Bryan, 28, excelled as an Australian Rules Football player, but gave up his career to compete in Pro Kick Australia, a program designed to teach natives to kick and punt American style. He did so well, the Packers signed him in March on the recommendation of Nathan Chapman, who spent the 2004 offseason with the Packers.
Masthay, meanwhile, has a little more NFL experience at age 23. He spent last offseason with the Indianapolis Colts only to be cut a few days before the team’s first preseason game, and also worked out for the Packers, Buccaneers and Patriots last season.
“I like the talent level,” Packers coach Mike McCarthy said. “I think we definitely have crossed that hurdle, is the way I view the punting position. There’s definitely more talent with these two guys than there has been in the past, and that’s definitely a big step in the right direction.”
That’s saying a lot coming from someone as stubborn as Master Mike. And it’s refreshing to hear him admit to a weakness/problem, let alone take steps to address it.
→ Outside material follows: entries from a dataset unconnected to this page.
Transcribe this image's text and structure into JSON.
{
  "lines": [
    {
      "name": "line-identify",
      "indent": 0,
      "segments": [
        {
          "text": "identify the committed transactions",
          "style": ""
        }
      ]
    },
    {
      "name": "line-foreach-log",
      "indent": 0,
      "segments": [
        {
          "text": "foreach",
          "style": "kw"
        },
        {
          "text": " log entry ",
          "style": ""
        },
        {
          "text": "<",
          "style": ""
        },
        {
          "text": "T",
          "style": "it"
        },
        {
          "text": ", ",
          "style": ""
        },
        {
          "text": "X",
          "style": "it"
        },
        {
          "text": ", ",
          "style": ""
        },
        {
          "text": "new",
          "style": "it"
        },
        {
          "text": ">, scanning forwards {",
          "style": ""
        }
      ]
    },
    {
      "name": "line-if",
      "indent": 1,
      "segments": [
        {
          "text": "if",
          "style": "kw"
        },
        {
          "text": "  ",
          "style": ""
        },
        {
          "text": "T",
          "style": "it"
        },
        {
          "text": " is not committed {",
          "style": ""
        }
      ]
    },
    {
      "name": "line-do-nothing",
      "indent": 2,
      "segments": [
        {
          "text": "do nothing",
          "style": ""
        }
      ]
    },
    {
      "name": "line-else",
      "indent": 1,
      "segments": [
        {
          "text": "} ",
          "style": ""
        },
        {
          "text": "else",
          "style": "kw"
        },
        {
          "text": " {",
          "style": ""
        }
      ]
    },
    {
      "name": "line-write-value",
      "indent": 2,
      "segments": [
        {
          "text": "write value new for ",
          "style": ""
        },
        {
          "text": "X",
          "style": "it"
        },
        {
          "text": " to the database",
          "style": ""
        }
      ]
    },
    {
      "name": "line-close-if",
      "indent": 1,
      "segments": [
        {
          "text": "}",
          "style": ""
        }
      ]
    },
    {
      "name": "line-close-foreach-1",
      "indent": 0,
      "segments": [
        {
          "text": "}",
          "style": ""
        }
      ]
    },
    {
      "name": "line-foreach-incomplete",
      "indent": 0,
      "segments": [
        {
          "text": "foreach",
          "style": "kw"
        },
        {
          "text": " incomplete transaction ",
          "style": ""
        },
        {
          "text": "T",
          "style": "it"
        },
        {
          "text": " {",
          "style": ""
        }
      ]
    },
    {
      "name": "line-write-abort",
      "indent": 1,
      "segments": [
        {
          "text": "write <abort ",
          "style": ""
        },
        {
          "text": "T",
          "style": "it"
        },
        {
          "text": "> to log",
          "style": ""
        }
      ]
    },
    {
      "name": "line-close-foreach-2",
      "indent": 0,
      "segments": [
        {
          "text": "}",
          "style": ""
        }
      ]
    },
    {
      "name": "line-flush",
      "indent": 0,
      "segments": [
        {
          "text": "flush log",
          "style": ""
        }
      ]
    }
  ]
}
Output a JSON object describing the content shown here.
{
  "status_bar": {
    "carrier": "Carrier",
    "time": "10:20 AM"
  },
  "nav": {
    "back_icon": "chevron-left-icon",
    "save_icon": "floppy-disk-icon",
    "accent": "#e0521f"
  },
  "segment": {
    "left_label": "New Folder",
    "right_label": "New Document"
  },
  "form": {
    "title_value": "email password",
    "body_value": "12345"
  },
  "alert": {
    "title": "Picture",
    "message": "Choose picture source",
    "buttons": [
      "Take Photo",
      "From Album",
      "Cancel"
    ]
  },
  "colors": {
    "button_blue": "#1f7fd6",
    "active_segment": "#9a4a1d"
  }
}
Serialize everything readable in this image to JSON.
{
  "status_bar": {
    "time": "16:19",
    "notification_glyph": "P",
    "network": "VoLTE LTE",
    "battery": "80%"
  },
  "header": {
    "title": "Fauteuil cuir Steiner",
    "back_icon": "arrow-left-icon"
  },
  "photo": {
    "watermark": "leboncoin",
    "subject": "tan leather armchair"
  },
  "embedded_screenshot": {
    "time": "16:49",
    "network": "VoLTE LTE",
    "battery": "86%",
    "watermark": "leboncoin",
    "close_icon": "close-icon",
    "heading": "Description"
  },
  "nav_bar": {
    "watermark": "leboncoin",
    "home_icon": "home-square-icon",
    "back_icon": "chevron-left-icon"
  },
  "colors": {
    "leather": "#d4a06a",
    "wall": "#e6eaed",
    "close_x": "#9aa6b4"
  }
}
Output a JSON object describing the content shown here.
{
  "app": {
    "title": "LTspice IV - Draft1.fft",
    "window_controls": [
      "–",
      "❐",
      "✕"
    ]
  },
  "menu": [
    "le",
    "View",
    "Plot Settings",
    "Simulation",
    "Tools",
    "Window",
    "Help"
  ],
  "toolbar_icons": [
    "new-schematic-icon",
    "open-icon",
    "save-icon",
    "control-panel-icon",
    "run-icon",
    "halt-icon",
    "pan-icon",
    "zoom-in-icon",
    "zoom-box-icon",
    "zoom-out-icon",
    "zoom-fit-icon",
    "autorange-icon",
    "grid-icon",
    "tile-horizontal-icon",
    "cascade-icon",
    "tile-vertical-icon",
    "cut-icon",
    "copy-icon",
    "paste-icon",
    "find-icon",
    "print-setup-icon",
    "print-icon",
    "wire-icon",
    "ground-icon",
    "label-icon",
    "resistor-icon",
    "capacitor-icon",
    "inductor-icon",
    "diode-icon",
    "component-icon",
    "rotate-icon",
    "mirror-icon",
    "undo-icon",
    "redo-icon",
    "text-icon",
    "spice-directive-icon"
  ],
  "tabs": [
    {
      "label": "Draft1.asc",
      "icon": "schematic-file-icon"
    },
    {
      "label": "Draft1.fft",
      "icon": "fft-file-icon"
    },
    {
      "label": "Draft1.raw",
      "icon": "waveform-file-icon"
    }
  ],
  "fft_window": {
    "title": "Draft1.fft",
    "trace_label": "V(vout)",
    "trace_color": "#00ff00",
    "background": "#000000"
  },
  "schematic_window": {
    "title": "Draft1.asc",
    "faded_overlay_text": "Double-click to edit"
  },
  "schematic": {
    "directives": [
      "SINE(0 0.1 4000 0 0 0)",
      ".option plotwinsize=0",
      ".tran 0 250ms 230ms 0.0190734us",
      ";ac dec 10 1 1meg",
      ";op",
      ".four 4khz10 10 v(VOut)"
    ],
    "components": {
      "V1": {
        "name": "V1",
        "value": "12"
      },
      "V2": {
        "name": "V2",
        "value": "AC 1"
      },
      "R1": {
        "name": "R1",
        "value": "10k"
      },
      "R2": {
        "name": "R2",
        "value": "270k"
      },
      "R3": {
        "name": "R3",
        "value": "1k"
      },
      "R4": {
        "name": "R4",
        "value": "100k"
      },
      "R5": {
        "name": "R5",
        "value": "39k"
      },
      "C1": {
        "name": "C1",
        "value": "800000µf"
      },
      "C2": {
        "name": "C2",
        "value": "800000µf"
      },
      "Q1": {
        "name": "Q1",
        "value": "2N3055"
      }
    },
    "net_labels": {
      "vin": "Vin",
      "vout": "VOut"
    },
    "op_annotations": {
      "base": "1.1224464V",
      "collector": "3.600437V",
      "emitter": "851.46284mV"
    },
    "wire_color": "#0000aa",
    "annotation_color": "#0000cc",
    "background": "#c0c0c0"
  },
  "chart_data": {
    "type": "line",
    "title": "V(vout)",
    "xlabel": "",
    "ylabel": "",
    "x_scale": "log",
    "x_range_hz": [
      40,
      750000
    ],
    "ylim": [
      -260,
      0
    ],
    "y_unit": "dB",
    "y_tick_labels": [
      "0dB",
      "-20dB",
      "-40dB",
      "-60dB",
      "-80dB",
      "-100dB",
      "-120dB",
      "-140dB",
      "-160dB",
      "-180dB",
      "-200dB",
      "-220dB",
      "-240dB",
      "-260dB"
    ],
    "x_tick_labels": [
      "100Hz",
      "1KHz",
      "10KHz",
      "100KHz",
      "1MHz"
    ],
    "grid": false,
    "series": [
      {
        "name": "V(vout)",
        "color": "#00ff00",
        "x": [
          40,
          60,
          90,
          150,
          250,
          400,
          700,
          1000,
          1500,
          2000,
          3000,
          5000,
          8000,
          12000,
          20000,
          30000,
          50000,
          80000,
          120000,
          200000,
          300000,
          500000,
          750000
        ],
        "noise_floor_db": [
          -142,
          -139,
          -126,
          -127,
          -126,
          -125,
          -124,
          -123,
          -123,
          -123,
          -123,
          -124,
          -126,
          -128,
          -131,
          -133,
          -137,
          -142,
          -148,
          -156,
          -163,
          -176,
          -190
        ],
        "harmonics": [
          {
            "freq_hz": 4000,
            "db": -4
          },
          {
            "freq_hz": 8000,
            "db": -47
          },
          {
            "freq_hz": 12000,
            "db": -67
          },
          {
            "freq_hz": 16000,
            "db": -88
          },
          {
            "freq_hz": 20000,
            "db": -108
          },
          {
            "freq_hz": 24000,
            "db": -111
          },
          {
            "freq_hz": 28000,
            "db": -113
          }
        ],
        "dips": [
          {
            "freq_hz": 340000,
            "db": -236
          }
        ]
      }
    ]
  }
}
Masthay and Ryan have been competing for the last six weeks and got their first taste of live team drills during this weekend’s rookie orientation camp.
Masthay may not have the booming leg that Ryan does, but he believes his consistency is important.
“I’m not really a guy who goes out and hits 60-yard punts,” Masthay said. “I very seldom do that, but I can go out and hit 5.0 hang times. That’s what I’m better at. It’s all about net, and I can hit 40- to 50-yard punts with good hang times.”
Sorry, give me a minute. I nearly cried at the words “40- to 50-yard punts” and “good hang times.” What are those again?
For Bryan, the hardest part of camp may be learning the rules of NFL football. Some skills from Australian Rules Football will translate, but he’s used to a bigger, softer and more forgiving ball and didn’t know the term “touchback” before he started working with Chapman eight months ago.
However, Bryan is used to performing under pressure and the kicking style in Australian Rules Football could help him with directional kicking and pinning teams deep.
“I use the end-under-end kick to pin them deep,” he said. “I’ve been kicking the ball like that since I was 6 years old, so that’s a real asset that I have the ability to use that kick. It’s been a bit more different to learn kicking a spiral consistently every time, where as the drop punt, as we call it, I can kick like that 10 out of 10 times. Basically, if I want the ball to go out of bounds at the 5, I’m confident I can do that.”
So far, competition between the two has been pretty even. And though training camp is still a few months away, it’s encouraging to see two good punting options already on the Packers’ plate.